I think we’ve talked before about how much I also love Glacier National Park. We went across the border to Waterton and want to go back up there and stay in that wonderful Canadian park.  Not everyone realizes that Glacier/Waterton is(are?) an International Park.
I’m also curious about the special effects Alan may have used to get those gorgeous painting-like photos.

Reply

Donna Hull
Twitter:
June 30, 2011 at 2:10 pm

Vera, we have discussed Glacier National Park before. Slowing the shutter speed gives that dreamy, painter’s look that you see in the top two photos. In the waterfall photo, he also used a filter on his lens. Being a purist, he does very little post processing to his images.

Reply

NJ March 14, 2012 at 10:33 am

Loved the photos! Would definitely try to visit a national park after reading this!
NJ recently posted..DESTINATIONS: Ireland- Travel Tips For a Week In the Emerald IsleMy Profile

Reply

Donna Hull
Twitter:
March 19, 2012 at 7:34 pm

Yes, the National Parks in the U.S. are a treasure.

Reply

The GypsyNesters
Twitter:
July 2, 2014 at 9:05 pm

That first photo is stunning Alan! We’ve only been to Glacier National Park in the winter – you’ve convinced us to come back. It won’t take much to convince David the Train Nut to visit again! -Veronica
The GypsyNesters recently posted..Snorkeling the Great Barrier Reef – Bucket List, Check!My Profile

Reply

Paddy
Twitter:
July 23, 2014 at 5:52 am

Amazing pictures :)
Paddy recently posted..3 days in EdinburghMy Profile

Reply

noel July 27, 2014 at 8:49 am

Stunning, I loved the photos you are sharing, gorgeous
noel recently posted..Plaza de Espana, Seville – Travel Photo MondaysMy Profile

Reply

Leave a Comment

CommentLuv badge

This blog uses premium CommentLuv which allows you to put your keywords with your name if you have had 3 approved comments. Use your real name and then @ your keywords (maximum of 3)

{ 8 trackbacks }

Previous post:

Next post:

About Us

We're Donna & Alan Hull. We KNOW boomer travel.

Since 2008, we've published articles and photographs focusing solely on boomer travel: where to go, what to do and how to do it.

Partner with us

Did you know that baby boomers purchase 80% of luxury vacations and adults aged 55 + account for one-third of all trips in the U.S.? We can help you to reach an audience of active boomer travelers.

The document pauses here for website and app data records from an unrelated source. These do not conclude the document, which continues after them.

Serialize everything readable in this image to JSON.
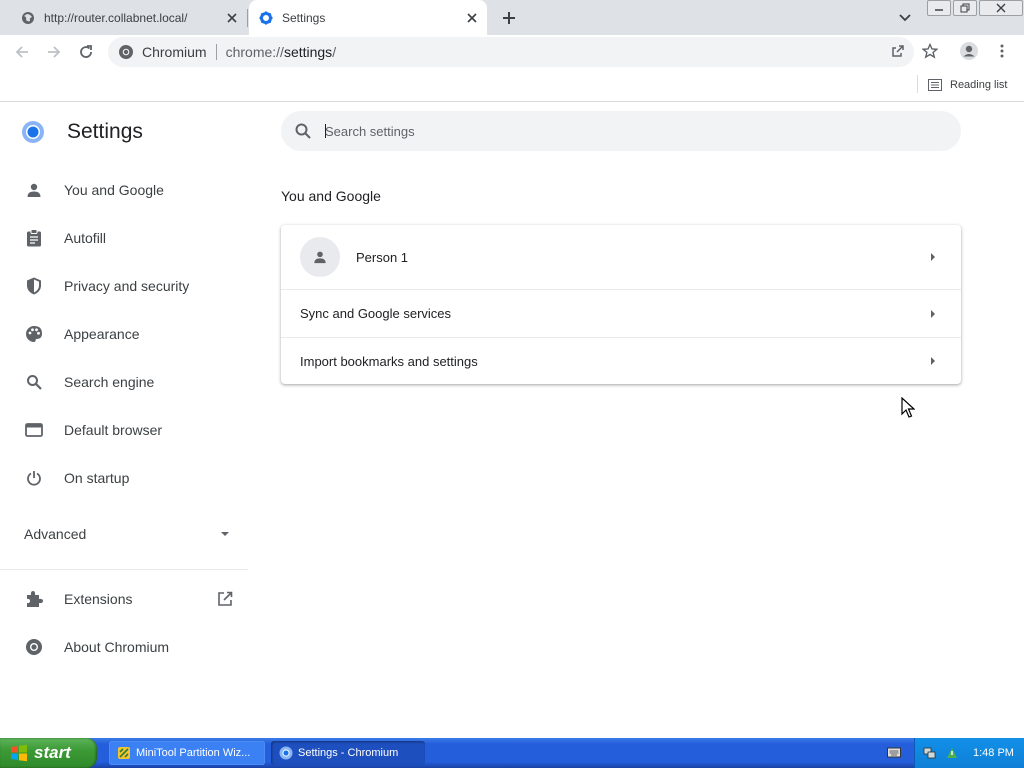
{
  "tabs": [
    {
      "title": "http://router.collabnet.local/",
      "icon": "globe-icon",
      "active": false
    },
    {
      "title": "Settings",
      "icon": "gear-icon",
      "active": true
    }
  ],
  "toolbar": {
    "chip_label": "Chromium",
    "url_prefix": "chrome://",
    "url_host": "settings",
    "url_suffix": "/"
  },
  "bookmarks": {
    "reading_list": "Reading list"
  },
  "settings": {
    "title": "Settings",
    "search_placeholder": "Search settings",
    "nav": [
      {
        "label": "You and Google",
        "icon": "person-icon"
      },
      {
        "label": "Autofill",
        "icon": "clipboard-icon"
      },
      {
        "label": "Privacy and security",
        "icon": "shield-icon"
      },
      {
        "label": "Appearance",
        "icon": "palette-icon"
      },
      {
        "label": "Search engine",
        "icon": "search-icon"
      },
      {
        "label": "Default browser",
        "icon": "browser-icon"
      },
      {
        "label": "On startup",
        "icon": "power-icon"
      }
    ],
    "advanced": "Advanced",
    "extensions": "Extensions",
    "about": "About Chromium",
    "section_title": "You and Google",
    "rows": [
      "Person 1",
      "Sync and Google services",
      "Import bookmarks and settings"
    ]
  },
  "taskbar": {
    "start": "start",
    "items": [
      "MiniTool Partition Wiz...",
      "Settings - Chromium"
    ],
    "time": "1:48 PM"
  },
  "colors": {
    "accent": "#1a73e8",
    "taskbar": "#245edb",
    "start": "#3c9a36"
  }
}
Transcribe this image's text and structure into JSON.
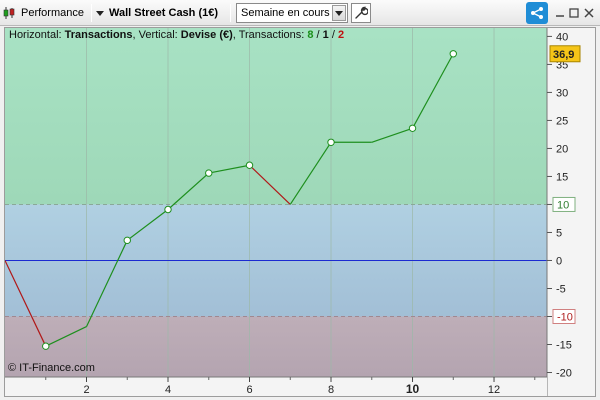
{
  "toolbar": {
    "performance_label": "Performance",
    "instrument_label": "Wall Street Cash (1€)",
    "period_value": "Semaine en cours"
  },
  "legend": {
    "prefix": "Horizontal: ",
    "horizontal": "Transactions",
    "vertical_prefix": ", Vertical: ",
    "vertical": "Devise (€)",
    "tx_prefix": ", Transactions: ",
    "tx_total": "8",
    "sep1": " / ",
    "tx_wins": "1",
    "sep2": " / ",
    "tx_losses": "2"
  },
  "copyright": "© IT-Finance.com",
  "colors": {
    "zone_top": "#a3dfc0",
    "zone_mid": "#a8c8de",
    "zone_bottom": "#b8aab4",
    "up": "#1e8f1e",
    "down": "#b01818",
    "zero_line": "#1b2bd1",
    "current_tag": "#f5c518"
  },
  "chart_data": {
    "type": "line",
    "x": [
      0,
      1,
      2,
      3,
      4,
      5,
      6,
      7,
      8,
      9,
      10,
      11
    ],
    "values": [
      0,
      -15.3,
      -11.8,
      3.6,
      9.1,
      15.6,
      17,
      10,
      21.1,
      21.1,
      23.6,
      36.9
    ],
    "markers": [
      1,
      3,
      4,
      5,
      6,
      8,
      10,
      11
    ],
    "current_value_label": "36,9",
    "x_ticks": [
      2,
      4,
      6,
      8,
      10,
      12
    ],
    "x_tick_labels": [
      "2",
      "4",
      "6",
      "8",
      "10",
      "12"
    ],
    "highlight_x": "10",
    "y_ticks": [
      40,
      35,
      30,
      25,
      20,
      15,
      10,
      5,
      0,
      -5,
      -10,
      -15,
      -20
    ],
    "y_tick_labels": [
      "40",
      "35",
      "30",
      "25",
      "20",
      "15",
      "10",
      "5",
      "0",
      "-5",
      "-10",
      "-15",
      "-20"
    ],
    "xlim": [
      0,
      13.3
    ],
    "ylim": [
      -20.8,
      41.5
    ],
    "upper_band": 10,
    "lower_band": -10,
    "upper_band_label": "10",
    "lower_band_label": "-10",
    "zero_label": "0",
    "grid": true
  }
}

Learn more:


Have questions? Get in touch.

The fine print:

Media Mentions

We're the undeniable experts on boomer travel.


Need a boomer expert for your publication? Get in touch.